HOW TO COMPLETE THIS TASK → Your task is to repeat the entries word for word while leaving out the pictures.

=== Begin Enclosure ===

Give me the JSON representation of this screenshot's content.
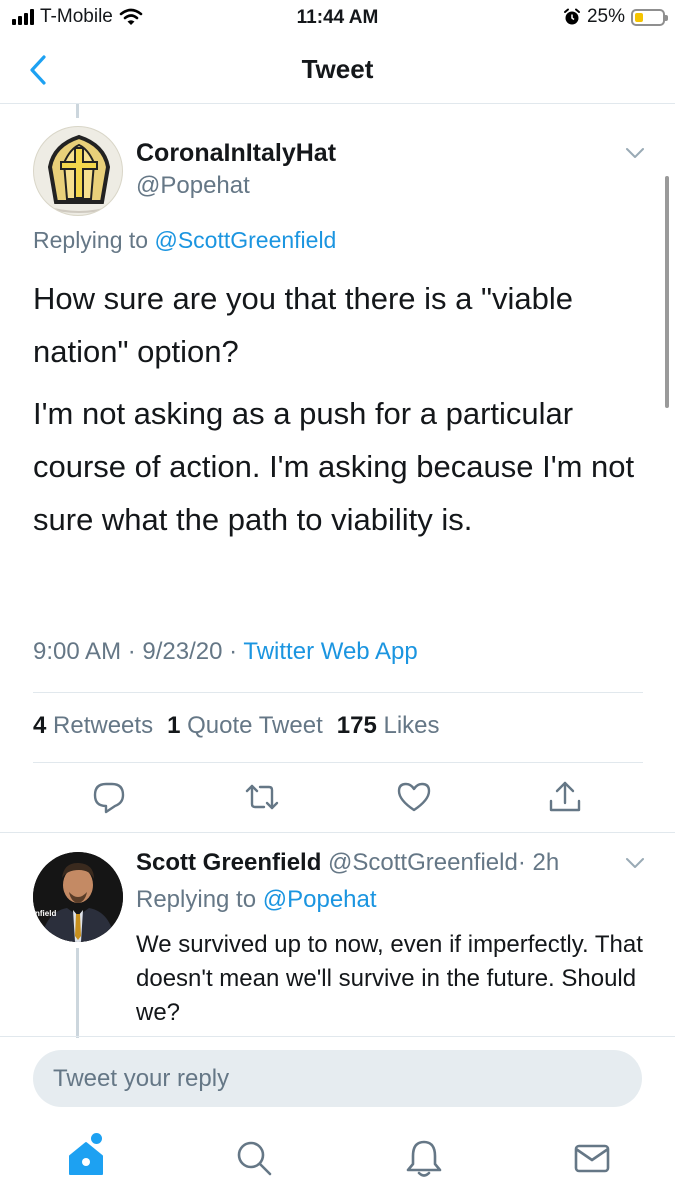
{
  "status_bar": {
    "carrier": "T-Mobile",
    "time": "11:44 AM",
    "battery": "25%",
    "battery_level": 0.25
  },
  "header": {
    "title": "Tweet"
  },
  "main_tweet": {
    "name": "CoronaInItalyHat",
    "handle": "@Popehat",
    "replying_prefix": "Replying to ",
    "replying_to": "@ScottGreenfield",
    "paragraphs": [
      "How sure are you that there is a \"viable nation\" option?",
      "I'm not asking as a push for a particular course of action.  I'm asking because I'm not sure what the path to viability is."
    ],
    "time": "9:00 AM",
    "date": "9/23/20",
    "separator": "·",
    "source": "Twitter Web App",
    "stats": {
      "retweets_count": "4",
      "retweets_label": "Retweets",
      "quotes_count": "1",
      "quotes_label": "Quote Tweet",
      "likes_count": "175",
      "likes_label": "Likes"
    }
  },
  "reply": {
    "name": "Scott Greenfield",
    "handle": "@ScottGreenfield",
    "age": "· 2h",
    "replying_prefix": "Replying to ",
    "replying_to": "@Popehat",
    "text": "We survived up to now, even if imperfectly. That doesn't mean we'll survive in the future. Should we?",
    "avatar_caption": "nfield"
  },
  "compose": {
    "placeholder": "Tweet your reply"
  },
  "icons": {
    "back": "chevron-left-icon",
    "caret": "chevron-down-icon",
    "reply": "reply-icon",
    "retweet": "retweet-icon",
    "like": "heart-icon",
    "share": "share-icon",
    "home": "home-icon",
    "search": "search-icon",
    "notifications": "bell-icon",
    "messages": "mail-icon"
  },
  "colors": {
    "accent": "#1b95e0",
    "secondary_text": "#657786",
    "divider": "#e1e8ed",
    "compose_bg": "#e6ecf0",
    "battery": "#f5c400"
  }
}
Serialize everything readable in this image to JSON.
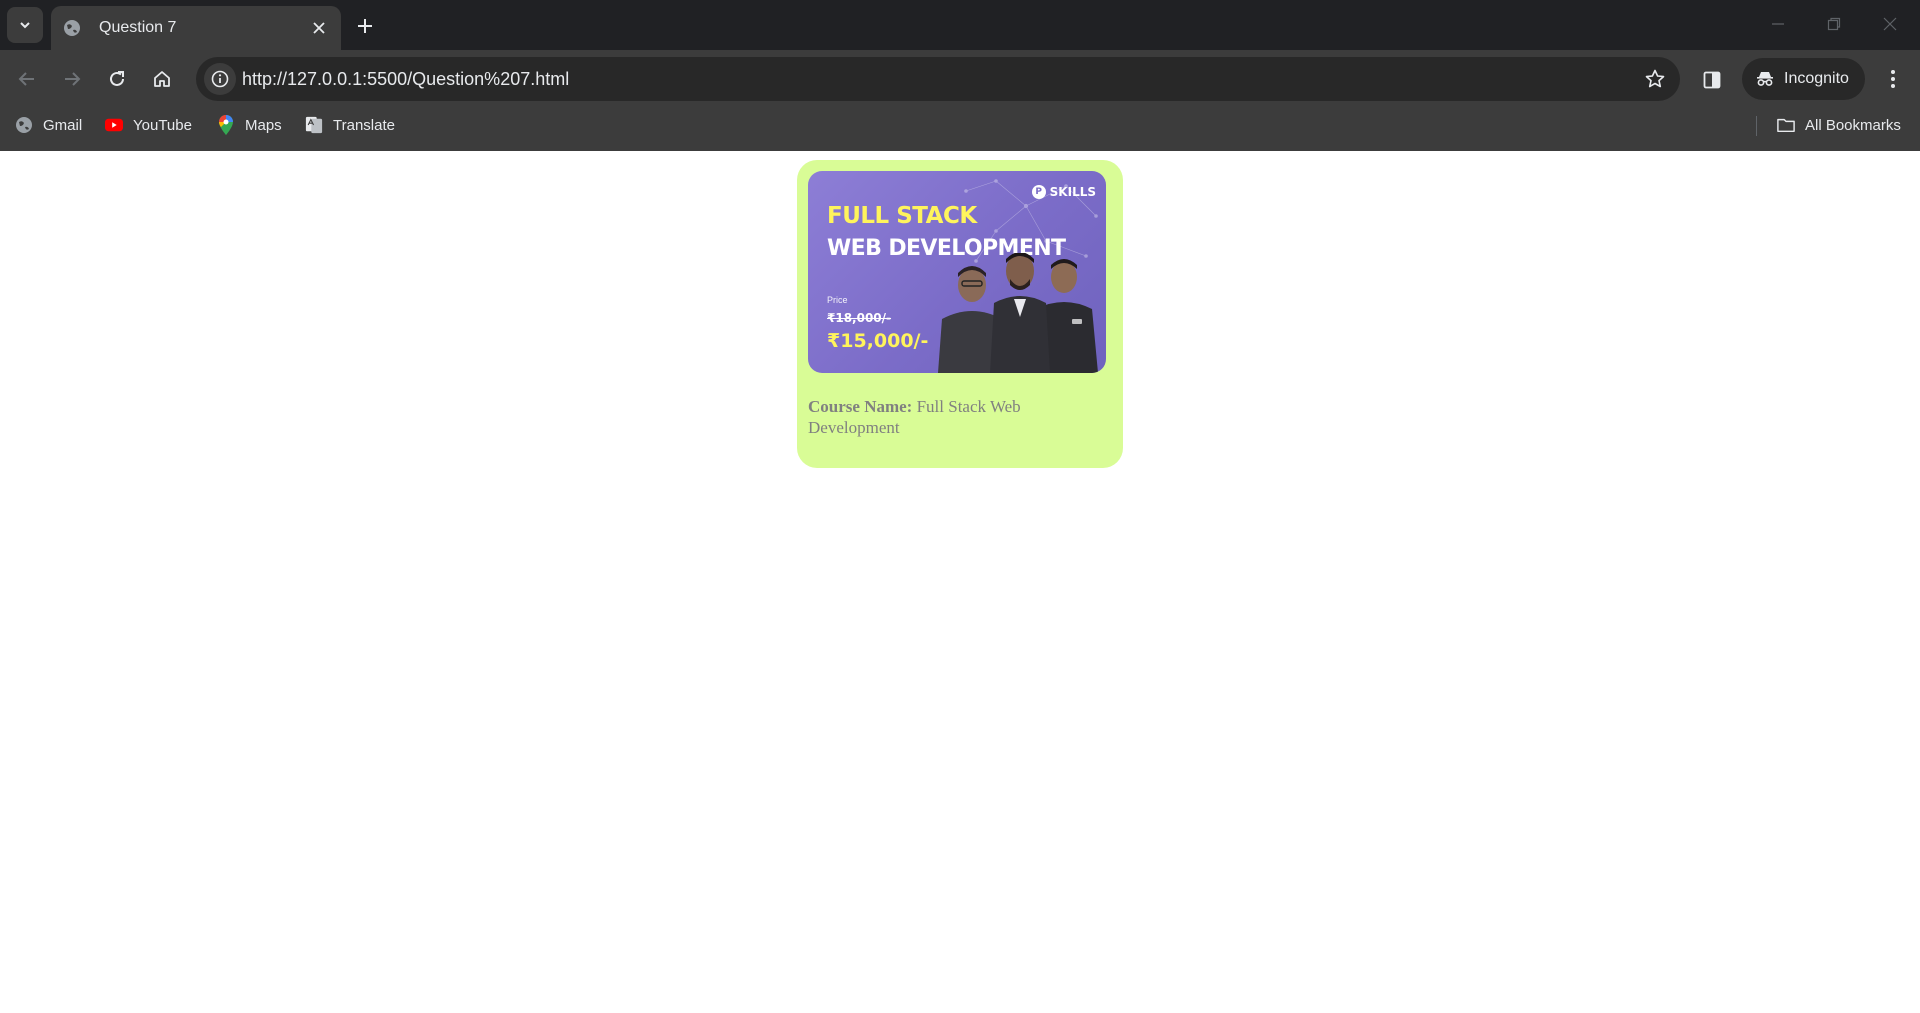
{
  "browser": {
    "tab_title": "Question 7",
    "url": "http://127.0.0.1:5500/Question%207.html",
    "profile_label": "Incognito",
    "bookmarks": [
      {
        "label": "Gmail",
        "icon": "globe-icon"
      },
      {
        "label": "YouTube",
        "icon": "youtube-icon"
      },
      {
        "label": "Maps",
        "icon": "maps-pin-icon"
      },
      {
        "label": "Translate",
        "icon": "translate-icon"
      }
    ],
    "all_bookmarks_label": "All Bookmarks"
  },
  "card": {
    "banner": {
      "logo_text": "SKILLS",
      "title_line1": "FULL STACK",
      "title_line2": "WEB DEVELOPMENT",
      "price_label": "Price",
      "old_price": "₹18,000/-",
      "new_price": "₹15,000/-"
    },
    "course_label": "Course Name:",
    "course_name": "Full Stack Web Development"
  },
  "colors": {
    "card_bg": "#d9fc96",
    "banner_bg": "#7b6cc8",
    "banner_accent": "#fff45c",
    "text_muted": "#808080"
  }
}
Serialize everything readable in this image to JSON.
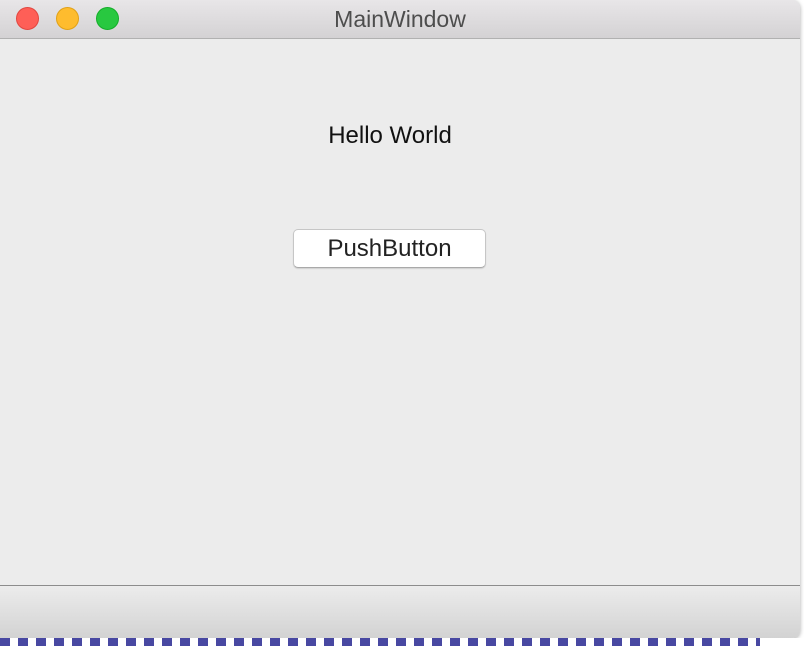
{
  "window": {
    "title": "MainWindow",
    "traffic_lights": {
      "close_color": "#fe5f57",
      "minimize_color": "#febc2e",
      "maximize_color": "#28c840"
    }
  },
  "content": {
    "label_text": "Hello World",
    "button_label": "PushButton"
  },
  "colors": {
    "window_background": "#ececec",
    "titlebar_text": "#4d4d4d"
  }
}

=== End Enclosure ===

ANSWER FOR THE TASK →
Give me the JSON representation of this screenshot's content.
{
  "status_bar": {
    "carrier": "T-Mobile",
    "time": "11:44 AM",
    "battery": "25%",
    "battery_level": 0.25
  },
  "header": {
    "title": "Tweet"
  },
  "main_tweet": {
    "name": "CoronaInItalyHat",
    "handle": "@Popehat",
    "replying_prefix": "Replying to ",
    "replying_to": "@ScottGreenfield",
    "paragraphs": [
      "How sure are you that there is a \"viable nation\" option?",
      "I'm not asking as a push for a particular course of action.  I'm asking because I'm not sure what the path to viability is."
    ],
    "time": "9:00 AM",
    "date": "9/23/20",
    "separator": "·",
    "source": "Twitter Web App",
    "stats": {
      "retweets_count": "4",
      "retweets_label": "Retweets",
      "quotes_count": "1",
      "quotes_label": "Quote Tweet",
      "likes_count": "175",
      "likes_label": "Likes"
    }
  },
  "reply": {
    "name": "Scott Greenfield",
    "handle": "@ScottGreenfield",
    "age": "· 2h",
    "replying_prefix": "Replying to ",
    "replying_to": "@Popehat",
    "text": "We survived up to now, even if imperfectly. That doesn't mean we'll survive in the future. Should we?",
    "avatar_caption": "nfield"
  },
  "compose": {
    "placeholder": "Tweet your reply"
  },
  "icons": {
    "back": "chevron-left-icon",
    "caret": "chevron-down-icon",
    "reply": "reply-icon",
    "retweet": "retweet-icon",
    "like": "heart-icon",
    "share": "share-icon",
    "home": "home-icon",
    "search": "search-icon",
    "notifications": "bell-icon",
    "messages": "mail-icon"
  },
  "colors": {
    "accent": "#1b95e0",
    "secondary_text": "#657786",
    "divider": "#e1e8ed",
    "compose_bg": "#e6ecf0",
    "battery": "#f5c400"
  }
}
Serialize everything readable in this image to JSON.
{
  "browser": {
    "tab_title": "Question 7",
    "url": "http://127.0.0.1:5500/Question%207.html",
    "profile_label": "Incognito",
    "bookmarks": [
      {
        "label": "Gmail",
        "icon": "globe-icon"
      },
      {
        "label": "YouTube",
        "icon": "youtube-icon"
      },
      {
        "label": "Maps",
        "icon": "maps-pin-icon"
      },
      {
        "label": "Translate",
        "icon": "translate-icon"
      }
    ],
    "all_bookmarks_label": "All Bookmarks"
  },
  "card": {
    "banner": {
      "logo_text": "SKILLS",
      "title_line1": "FULL STACK",
      "title_line2": "WEB DEVELOPMENT",
      "price_label": "Price",
      "old_price": "₹18,000/-",
      "new_price": "₹15,000/-"
    },
    "course_label": "Course Name:",
    "course_name": "Full Stack Web Development"
  },
  "colors": {
    "card_bg": "#d9fc96",
    "banner_bg": "#7b6cc8",
    "banner_accent": "#fff45c",
    "text_muted": "#808080"
  }
}
Serialize everything readable in this image to JSON.
{
  "window": {
    "title": "MainWindow",
    "traffic_lights": {
      "close_color": "#fe5f57",
      "minimize_color": "#febc2e",
      "maximize_color": "#28c840"
    }
  },
  "content": {
    "label_text": "Hello World",
    "button_label": "PushButton"
  },
  "colors": {
    "window_background": "#ececec",
    "titlebar_text": "#4d4d4d"
  }
}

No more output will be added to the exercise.